Since its inception, the Internet has spread globally, but unevenly, all over the world. It spread rapidly to households and businesses in wealthy countries, while it penetrated and expanded much more slowly in disadvantaged and remote sectors and locations. This inequality is known as the digital divide.
What exactly is the Internet?
The Internet is a decentralised set of interconnected communication networks with a global reach.
Its origin dates back to 1969, when the first connection was established between computers at three universities in California, USA, and became known as Arpanet, which stands for the Advanced Research Projects Agency Network, now known as the Defence Advanced Research Projects Agency Network.
One of the services offered by the Internet is the World Wide Web – www or the web – which is a set of protocols that allows hypertext files to be consulted and uses the Internet as a transmission medium. The web as such was born in 1990.

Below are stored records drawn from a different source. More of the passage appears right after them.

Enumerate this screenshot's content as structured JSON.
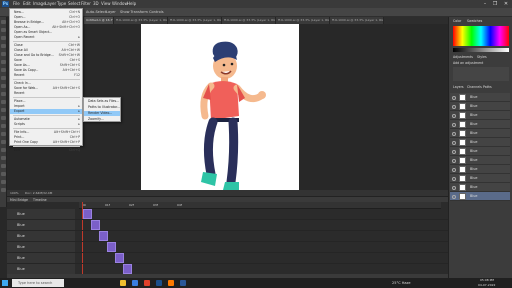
{
  "app": {
    "logo": "Ps"
  },
  "menubar": [
    "File",
    "Edit",
    "Image",
    "Layer",
    "Type",
    "Select",
    "Filter",
    "3D",
    "View",
    "Window",
    "Help"
  ],
  "window_controls": [
    "–",
    "❐",
    "✕"
  ],
  "options_bar": {
    "label": "Auto-Select:",
    "selector": "Layer",
    "transform": "Show Transform Controls"
  },
  "doc_tabs": [
    "Untitled-1 @ 16.7%",
    "ff-6-1000.ai @ 33.3% (Layer 1, RGB/8)",
    "ff-6-1000.ai @ 33.3% (Layer 1, RGB/8)",
    "ff-6-1000.ai @ 33.3% (Layer 1, RGB/8)",
    "ff-6-1000.ai @ 33.3% (Layer 1, RGB/8)",
    "ff-6-1000.ai @ 33.3% (Layer 1, RGB/8)"
  ],
  "file_menu": [
    {
      "label": "New...",
      "shortcut": "Ctrl+N"
    },
    {
      "label": "Open...",
      "shortcut": "Ctrl+O"
    },
    {
      "label": "Browse in Bridge...",
      "shortcut": "Alt+Ctrl+O"
    },
    {
      "label": "Open As...",
      "shortcut": "Alt+Shift+Ctrl+O"
    },
    {
      "label": "Open as Smart Object...",
      "shortcut": ""
    },
    {
      "label": "Open Recent",
      "shortcut": "▸"
    },
    {
      "label": "Close",
      "shortcut": "Ctrl+W"
    },
    {
      "label": "Close All",
      "shortcut": "Alt+Ctrl+W"
    },
    {
      "label": "Close and Go to Bridge...",
      "shortcut": "Shift+Ctrl+W"
    },
    {
      "label": "Save",
      "shortcut": "Ctrl+S"
    },
    {
      "label": "Save As...",
      "shortcut": "Shift+Ctrl+S"
    },
    {
      "label": "Save As Copy...",
      "shortcut": "Alt+Ctrl+S"
    },
    {
      "label": "Revert",
      "shortcut": "F12"
    },
    {
      "label": "Check In...",
      "shortcut": ""
    },
    {
      "label": "Save for Web...",
      "shortcut": "Alt+Shift+Ctrl+S"
    },
    {
      "label": "Revert",
      "shortcut": ""
    },
    {
      "label": "Place...",
      "shortcut": ""
    },
    {
      "label": "Import",
      "shortcut": "▸"
    },
    {
      "label": "Export",
      "shortcut": "▸"
    },
    {
      "label": "Automate",
      "shortcut": "▸"
    },
    {
      "label": "Scripts",
      "shortcut": "▸"
    },
    {
      "label": "File Info...",
      "shortcut": "Alt+Shift+Ctrl+I"
    },
    {
      "label": "Print...",
      "shortcut": "Ctrl+P"
    },
    {
      "label": "Print One Copy",
      "shortcut": "Alt+Shift+Ctrl+P"
    },
    {
      "label": "Exit",
      "shortcut": "Ctrl+Q"
    }
  ],
  "export_submenu": [
    "Data Sets as Files...",
    "Paths to Illustrator...",
    "Render Video...",
    "Zoomify..."
  ],
  "status_bar": {
    "zoom": "100%",
    "doc": "Doc: 2.64M/32.4M"
  },
  "timeline": {
    "title": "Timeline",
    "tab": "Mini Bridge",
    "tracks": [
      "Blue",
      "Blue",
      "Blue",
      "Blue",
      "Blue",
      "Blue"
    ],
    "ruler": [
      "00",
      "01f",
      "02f",
      "03f",
      "04f"
    ]
  },
  "panels": {
    "color_tab": "Color",
    "swatches_tab": "Swatches",
    "adjustments_tab": "Adjustments",
    "styles_tab": "Styles",
    "add_adjustment": "Add an adjustment",
    "layers_tab": "Layers",
    "channels_tab": "Channels",
    "paths_tab": "Paths"
  },
  "layers": [
    "Blue",
    "Blue",
    "Blue",
    "Blue",
    "Blue",
    "Blue",
    "Blue",
    "Blue",
    "Blue",
    "Blue",
    "Blue",
    "Blue"
  ],
  "taskbar": {
    "search": "Type here to search",
    "weather": "25°C Haze",
    "time": "05:08 PM",
    "date": "04-07-2022"
  },
  "colors": {
    "accent": "#7b5fc8",
    "highlight": "#91c9f7"
  }
}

But there are many other services and protocols on the Internet, such as sending e-mails, transmitting files, chatting online, streaming multimedia content, remotely accessing other devices or playing online games.
In the West, Internet use grew rapidly from the mid-1990s onwards, while the rest of the world had to wait until the 2000s. Since 2019 more than half of the world’s population has become users and by January 2022 there were 4.95 billion internet users worldwide, around 62.5% of the world’s population, according to the Digital Report 2022.
The most used language on the Internet has traditionally been English (27%), followed by Chinese (23%), Spanish (8%), Japanese (5%), Portuguese and German (4% each), Arabic, French and Russian (3% each) and Korean (2%).
With high-speed connections, the Internet has significantly changed the way many people enjoy their leisure time, communicate and work, which in many cases is possible from home.
This leads to greater flexibility in scheduling and location and reduces travel time.
However, the digital divide remains a fact of life and a major effort is needed to reduce it, so that high-speed connections, essential for global Internet use, are accessible to all, regardless of economic capacity or place of residence.
This is where large organisations and communications and telephony companies come into play, devoting large resources and a lot of effort to developing new technologies that bring connectivity and digital services to all.
The aim is to reach all regions, including rural or hard-to-reach areas, and to expand and improve broadband coverage with the latest technologies to ensure that all society has access to the benefits of digitisation.
This is part of Telefónica’s commitment to achieve 90 to 97 percent rural coverage in its core markets by 2024.
Removing barriers and promoting accessibility
Furthermore, beyond the infrastructure necessary for digitisation, the Spanish telecommunications multinational, a pioneer in promoting accessibility, contributes to removing barriers that limit the use of digital services by seeking affordable solutions ranging from “social subscriptions” for people in vulnerable situations to a range of tariffs that allow broad sectors of the population to access these services.
Telefónica also supports public Universal Service funds, which guarantee access to basic communication services, pay-as-you-go mobile service, specific broadband packages and services for small businesses and entrepreneurs.
It also promotes the accessibility of digital products to facilitate the use of technology by all people regardless of their physical abilities and also supports vulnerable groups with programmes such as ProFuturo, promoted together with the la Caixa Foundation, which brings education to children in developing countries.
The future of the Internet
With almost 5 billion users, the vision for the future will be Li-Fi networks, a two-way data transmission technology faster than optical Wi-Fi that could revolutionise mobile communications and aims to transmit data through LED lighting.
By 2024, engineers are already working on 802.11be or Wi-Fi 7 with enhanced features that promises to be “a major milestone”,
“5G is coming to most countries in Europe, the US and Latin America. The problem is that most 5G deployments were based on 4G. So it will take a few years to have a true 5G deployment,” reckons Sujit Dey, director of the Center for Wireless Communications at the University of California, San Diego.
According to the GSMA, global 5G deployment is expected to cover one third of the population by 2025 and support an estimated 1.2 billion connections.
This network generation raises another issue: wireless (mobile) Internet access could already be at a higher speed than wired (fibre).
For Professor Dey, the connectivity landscape will change completely in the next 10 to 20 years, which is why “connectivity should be a birthright in this foray into the modern era”.